    Personally, I think we should be exploring nuclear at this stage. The argument of safety is based on outdated technology - the USA has not built a nuclear reactor since three-mile island. Also, I feel that whilst wind technology isn't quite ready yet, it could have great potential given investment.

    Who would say no to free electricity from their own wind turbine (private or industrial).

    I see switching transport to be the biggest problem. Burning fuel is simply to convenient at the moment.

    Anyhow,

    Sparky
     
    Brownout likes this.
  18. Kermit2

    AAC Fanatic!

    Feb 5, 2010
    3,887
    987
    Nice graph. The one that looks like a 'hockey stick' and was strongly contested. The one that when questioned as to data sources was discovered that the raw data could not be produced. It had been destroyed in some unlikely way.

    Quote:
    The George C. Marshall Institute alleged in June 1998 that MBH98 was deceptive in only going back to 1400: "Go back just a few hundred years more to the period 1000–1200 AD and you find that the climate was considerably warmer than now. This era is known as the Medieval Warm Period." It said that "by 1300 it began to cool, and by 1400 we were well into the Little Ice Age. It is no surprise that temperatures in 1997 were warmer than they were in the Little Ice Age", and so if "1997 had been compared with the years around 1000 AD, 1997 would have looked like a rather cool year" rather than being the warmest on record. It said that the Medieval Warm Period predated industrial greenhouse gas emissions, and had a natural origin.

    Again, the data of a mere few hundred years cannot ever provide a true picture of the long term cycles of heating and cooling that take place.

    For those who like graphs:

    [​IMG]

    from this page. feel free to look over the other linked documents from the page. :)

    http://en.wikipedia.org/wiki/File:Wegman_Report_fig_4.5_p_34.png

    manipulated data, or factual data. Neither one can conclusively provide a true picture of the cooling and warming trends, nor can it give insight into the possible scale of deviation which occur between these long term cycles. The time scales are simply to short to be statically significant. All we know for SURE is the two extremes are Ice age and no ice age. What happens between these two ends of the curve and how much deviation occurs between are variable and due to mechanisms we cannot fathom as yet.
     
  19. JoeJester

    AAC Fanatic!

    Apr 26, 2005
    3,414
    1,252
    Where was the outrage from 1910 to 1950 where there was a 0.5C change?

    Climate change will always be with us. The arrogance of humans will not change that.

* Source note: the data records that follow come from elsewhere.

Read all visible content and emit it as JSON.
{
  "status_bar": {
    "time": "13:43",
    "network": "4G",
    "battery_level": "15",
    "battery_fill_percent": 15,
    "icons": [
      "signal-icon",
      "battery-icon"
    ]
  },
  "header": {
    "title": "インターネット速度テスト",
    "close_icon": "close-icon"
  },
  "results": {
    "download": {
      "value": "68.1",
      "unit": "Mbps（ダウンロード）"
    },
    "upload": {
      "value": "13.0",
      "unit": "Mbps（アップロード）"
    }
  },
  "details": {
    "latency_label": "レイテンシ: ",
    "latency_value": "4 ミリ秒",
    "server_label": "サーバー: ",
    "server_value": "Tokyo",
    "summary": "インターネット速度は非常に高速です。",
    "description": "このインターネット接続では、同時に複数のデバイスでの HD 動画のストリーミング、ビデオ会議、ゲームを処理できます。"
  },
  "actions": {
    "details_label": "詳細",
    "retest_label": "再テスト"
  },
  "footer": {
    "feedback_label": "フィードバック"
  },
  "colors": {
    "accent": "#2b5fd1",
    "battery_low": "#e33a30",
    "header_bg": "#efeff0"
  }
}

    It's about funding and who receives it.
     
  20. Sparky49

    Well-Known Member

    Jul 16, 2011
    835
    417
    The data used in his specific graph is freely available from the Hadley Met Centre.

    Furthermore, I believe that it is widely accepted that the Earth is warming at an accelerated rate - the uncertainty is the cause/s.

    Are you aware of the basic mechanics of the jet stream?

    Outrage does not make something true or untrue. Copernicus was still right, despite 'outrage'.

    Climate change will indeed always be with us. However, we are treading a new boundary between a species that simply exists off of its ecosystem, to one that could potentially manipulate it. It is not arrogant to think at all that we could affect it. We already do, in ways which are very visible.

    But still, as I say, take out the whole climate change factor altogether.

    Why shouldn't we invest in alternative energy? It cannot be denied that there is a finite amount of oil and that one day we will either have to stop using it, or choose not to use it.

    Be it nuclear, wind, sea or whatever, surely it cannot be argued that it would be better not to invest in these cleaner technologies?

    Surely research needs to be done now, whilst we have plenty of oil to back it up with?
     
Loading...
Thread Status:
Not open for further replies.